Records from a data collection
* * * *
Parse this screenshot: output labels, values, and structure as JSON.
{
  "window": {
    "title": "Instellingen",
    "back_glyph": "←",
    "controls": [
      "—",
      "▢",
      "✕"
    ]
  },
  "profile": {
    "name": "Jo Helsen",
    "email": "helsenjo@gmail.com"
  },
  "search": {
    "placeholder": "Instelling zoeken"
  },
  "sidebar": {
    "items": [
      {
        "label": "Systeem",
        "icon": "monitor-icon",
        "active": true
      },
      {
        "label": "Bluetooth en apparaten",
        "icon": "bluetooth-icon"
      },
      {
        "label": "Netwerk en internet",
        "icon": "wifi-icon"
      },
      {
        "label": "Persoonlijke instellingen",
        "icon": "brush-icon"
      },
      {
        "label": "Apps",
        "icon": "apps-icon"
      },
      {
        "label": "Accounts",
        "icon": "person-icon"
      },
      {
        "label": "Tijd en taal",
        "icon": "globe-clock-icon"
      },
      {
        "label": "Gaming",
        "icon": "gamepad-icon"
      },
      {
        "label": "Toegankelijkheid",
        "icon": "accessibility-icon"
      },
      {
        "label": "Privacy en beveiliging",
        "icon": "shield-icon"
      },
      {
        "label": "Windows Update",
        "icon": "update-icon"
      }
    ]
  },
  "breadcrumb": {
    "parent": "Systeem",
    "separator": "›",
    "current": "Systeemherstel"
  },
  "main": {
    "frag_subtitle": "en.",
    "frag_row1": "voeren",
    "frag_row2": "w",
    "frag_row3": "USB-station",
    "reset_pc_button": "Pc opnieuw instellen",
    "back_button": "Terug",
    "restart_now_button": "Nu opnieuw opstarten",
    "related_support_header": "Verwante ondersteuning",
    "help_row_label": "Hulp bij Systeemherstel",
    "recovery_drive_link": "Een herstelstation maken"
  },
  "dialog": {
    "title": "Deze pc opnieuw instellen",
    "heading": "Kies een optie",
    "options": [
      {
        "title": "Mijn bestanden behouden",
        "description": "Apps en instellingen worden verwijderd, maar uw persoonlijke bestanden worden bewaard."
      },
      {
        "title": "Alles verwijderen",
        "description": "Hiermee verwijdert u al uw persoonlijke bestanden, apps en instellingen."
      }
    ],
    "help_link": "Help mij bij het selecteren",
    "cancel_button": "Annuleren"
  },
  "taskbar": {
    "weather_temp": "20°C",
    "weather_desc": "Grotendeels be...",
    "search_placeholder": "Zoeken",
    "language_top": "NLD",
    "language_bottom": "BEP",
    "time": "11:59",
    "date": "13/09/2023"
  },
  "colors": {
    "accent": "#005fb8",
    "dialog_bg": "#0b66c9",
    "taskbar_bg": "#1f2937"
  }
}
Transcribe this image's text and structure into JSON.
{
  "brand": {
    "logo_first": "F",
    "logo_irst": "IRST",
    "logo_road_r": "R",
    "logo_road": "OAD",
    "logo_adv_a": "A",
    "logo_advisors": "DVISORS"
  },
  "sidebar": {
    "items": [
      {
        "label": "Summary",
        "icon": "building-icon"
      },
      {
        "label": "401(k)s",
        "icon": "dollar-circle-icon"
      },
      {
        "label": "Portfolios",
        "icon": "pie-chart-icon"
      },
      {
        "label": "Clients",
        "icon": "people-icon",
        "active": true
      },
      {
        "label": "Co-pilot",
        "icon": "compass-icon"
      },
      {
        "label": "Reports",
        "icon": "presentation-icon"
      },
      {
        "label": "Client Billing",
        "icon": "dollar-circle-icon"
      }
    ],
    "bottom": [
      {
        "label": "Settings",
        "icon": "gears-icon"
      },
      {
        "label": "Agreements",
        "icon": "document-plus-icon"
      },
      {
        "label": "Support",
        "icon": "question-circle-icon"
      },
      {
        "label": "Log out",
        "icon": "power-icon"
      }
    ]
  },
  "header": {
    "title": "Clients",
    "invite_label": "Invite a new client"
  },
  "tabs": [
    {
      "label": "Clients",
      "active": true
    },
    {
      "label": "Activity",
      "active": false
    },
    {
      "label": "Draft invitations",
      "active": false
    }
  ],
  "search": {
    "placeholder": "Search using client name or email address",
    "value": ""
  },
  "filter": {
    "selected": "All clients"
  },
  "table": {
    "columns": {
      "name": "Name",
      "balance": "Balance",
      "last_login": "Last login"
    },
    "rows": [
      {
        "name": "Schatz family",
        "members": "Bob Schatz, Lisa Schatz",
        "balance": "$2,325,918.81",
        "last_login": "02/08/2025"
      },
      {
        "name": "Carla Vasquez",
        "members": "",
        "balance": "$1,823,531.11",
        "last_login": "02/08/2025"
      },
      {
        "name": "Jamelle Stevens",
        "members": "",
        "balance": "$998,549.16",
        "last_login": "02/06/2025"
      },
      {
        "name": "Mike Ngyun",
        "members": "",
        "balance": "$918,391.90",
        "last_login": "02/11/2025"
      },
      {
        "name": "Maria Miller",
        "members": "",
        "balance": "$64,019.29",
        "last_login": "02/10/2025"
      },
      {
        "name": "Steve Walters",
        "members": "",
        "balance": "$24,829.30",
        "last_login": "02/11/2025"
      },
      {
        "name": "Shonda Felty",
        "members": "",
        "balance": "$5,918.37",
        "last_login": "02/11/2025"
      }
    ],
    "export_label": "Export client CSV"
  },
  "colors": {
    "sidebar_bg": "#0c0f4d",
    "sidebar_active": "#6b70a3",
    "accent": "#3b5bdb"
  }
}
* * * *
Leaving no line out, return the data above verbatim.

-- Your solution --
Parse this screenshot: output labels, values, and structure as JSON.
{
  "window": {
    "title": "Instellingen",
    "back_glyph": "←",
    "controls": [
      "—",
      "▢",
      "✕"
    ]
  },
  "profile": {
    "name": "Jo Helsen",
    "email": "helsenjo@gmail.com"
  },
  "search": {
    "placeholder": "Instelling zoeken"
  },
  "sidebar": {
    "items": [
      {
        "label": "Systeem",
        "icon": "monitor-icon",
        "active": true
      },
      {
        "label": "Bluetooth en apparaten",
        "icon": "bluetooth-icon"
      },
      {
        "label": "Netwerk en internet",
        "icon": "wifi-icon"
      },
      {
        "label": "Persoonlijke instellingen",
        "icon": "brush-icon"
      },
      {
        "label": "Apps",
        "icon": "apps-icon"
      },
      {
        "label": "Accounts",
        "icon": "person-icon"
      },
      {
        "label": "Tijd en taal",
        "icon": "globe-clock-icon"
      },
      {
        "label": "Gaming",
        "icon": "gamepad-icon"
      },
      {
        "label": "Toegankelijkheid",
        "icon": "accessibility-icon"
      },
      {
        "label": "Privacy en beveiliging",
        "icon": "shield-icon"
      },
      {
        "label": "Windows Update",
        "icon": "update-icon"
      }
    ]
  },
  "breadcrumb": {
    "parent": "Systeem",
    "separator": "›",
    "current": "Systeemherstel"
  },
  "main": {
    "frag_subtitle": "en.",
    "frag_row1": "voeren",
    "frag_row2": "w",
    "frag_row3": "USB-station",
    "reset_pc_button": "Pc opnieuw instellen",
    "back_button": "Terug",
    "restart_now_button": "Nu opnieuw opstarten",
    "related_support_header": "Verwante ondersteuning",
    "help_row_label": "Hulp bij Systeemherstel",
    "recovery_drive_link": "Een herstelstation maken"
  },
  "dialog": {
    "title": "Deze pc opnieuw instellen",
    "heading": "Kies een optie",
    "options": [
      {
        "title": "Mijn bestanden behouden",
        "description": "Apps en instellingen worden verwijderd, maar uw persoonlijke bestanden worden bewaard."
      },
      {
        "title": "Alles verwijderen",
        "description": "Hiermee verwijdert u al uw persoonlijke bestanden, apps en instellingen."
      }
    ],
    "help_link": "Help mij bij het selecteren",
    "cancel_button": "Annuleren"
  },
  "taskbar": {
    "weather_temp": "20°C",
    "weather_desc": "Grotendeels be...",
    "search_placeholder": "Zoeken",
    "language_top": "NLD",
    "language_bottom": "BEP",
    "time": "11:59",
    "date": "13/09/2023"
  },
  "colors": {
    "accent": "#005fb8",
    "dialog_bg": "#0b66c9",
    "taskbar_bg": "#1f2937"
  }
}
Transcribe this image's text and structure into JSON.
{
  "brand": {
    "logo_first": "F",
    "logo_irst": "IRST",
    "logo_road_r": "R",
    "logo_road": "OAD",
    "logo_adv_a": "A",
    "logo_advisors": "DVISORS"
  },
  "sidebar": {
    "items": [
      {
        "label": "Summary",
        "icon": "building-icon"
      },
      {
        "label": "401(k)s",
        "icon": "dollar-circle-icon"
      },
      {
        "label": "Portfolios",
        "icon": "pie-chart-icon"
      },
      {
        "label": "Clients",
        "icon": "people-icon",
        "active": true
      },
      {
        "label": "Co-pilot",
        "icon": "compass-icon"
      },
      {
        "label": "Reports",
        "icon": "presentation-icon"
      },
      {
        "label": "Client Billing",
        "icon": "dollar-circle-icon"
      }
    ],
    "bottom": [
      {
        "label": "Settings",
        "icon": "gears-icon"
      },
      {
        "label": "Agreements",
        "icon": "document-plus-icon"
      },
      {
        "label": "Support",
        "icon": "question-circle-icon"
      },
      {
        "label": "Log out",
        "icon": "power-icon"
      }
    ]
  },
  "header": {
    "title": "Clients",
    "invite_label": "Invite a new client"
  },
  "tabs": [
    {
      "label": "Clients",
      "active": true
    },
    {
      "label": "Activity",
      "active": false
    },
    {
      "label": "Draft invitations",
      "active": false
    }
  ],
  "search": {
    "placeholder": "Search using client name or email address",
    "value": ""
  },
  "filter": {
    "selected": "All clients"
  },
  "table": {
    "columns": {
      "name": "Name",
      "balance": "Balance",
      "last_login": "Last login"
    },
    "rows": [
      {
        "name": "Schatz family",
        "members": "Bob Schatz, Lisa Schatz",
        "balance": "$2,325,918.81",
        "last_login": "02/08/2025"
      },
      {
        "name": "Carla Vasquez",
        "members": "",
        "balance": "$1,823,531.11",
        "last_login": "02/08/2025"
      },
      {
        "name": "Jamelle Stevens",
        "members": "",
        "balance": "$998,549.16",
        "last_login": "02/06/2025"
      },
      {
        "name": "Mike Ngyun",
        "members": "",
        "balance": "$918,391.90",
        "last_login": "02/11/2025"
      },
      {
        "name": "Maria Miller",
        "members": "",
        "balance": "$64,019.29",
        "last_login": "02/10/2025"
      },
      {
        "name": "Steve Walters",
        "members": "",
        "balance": "$24,829.30",
        "last_login": "02/11/2025"
      },
      {
        "name": "Shonda Felty",
        "members": "",
        "balance": "$5,918.37",
        "last_login": "02/11/2025"
      }
    ],
    "export_label": "Export client CSV"
  },
  "colors": {
    "sidebar_bg": "#0c0f4d",
    "sidebar_active": "#6b70a3",
    "accent": "#3b5bdb"
  }
}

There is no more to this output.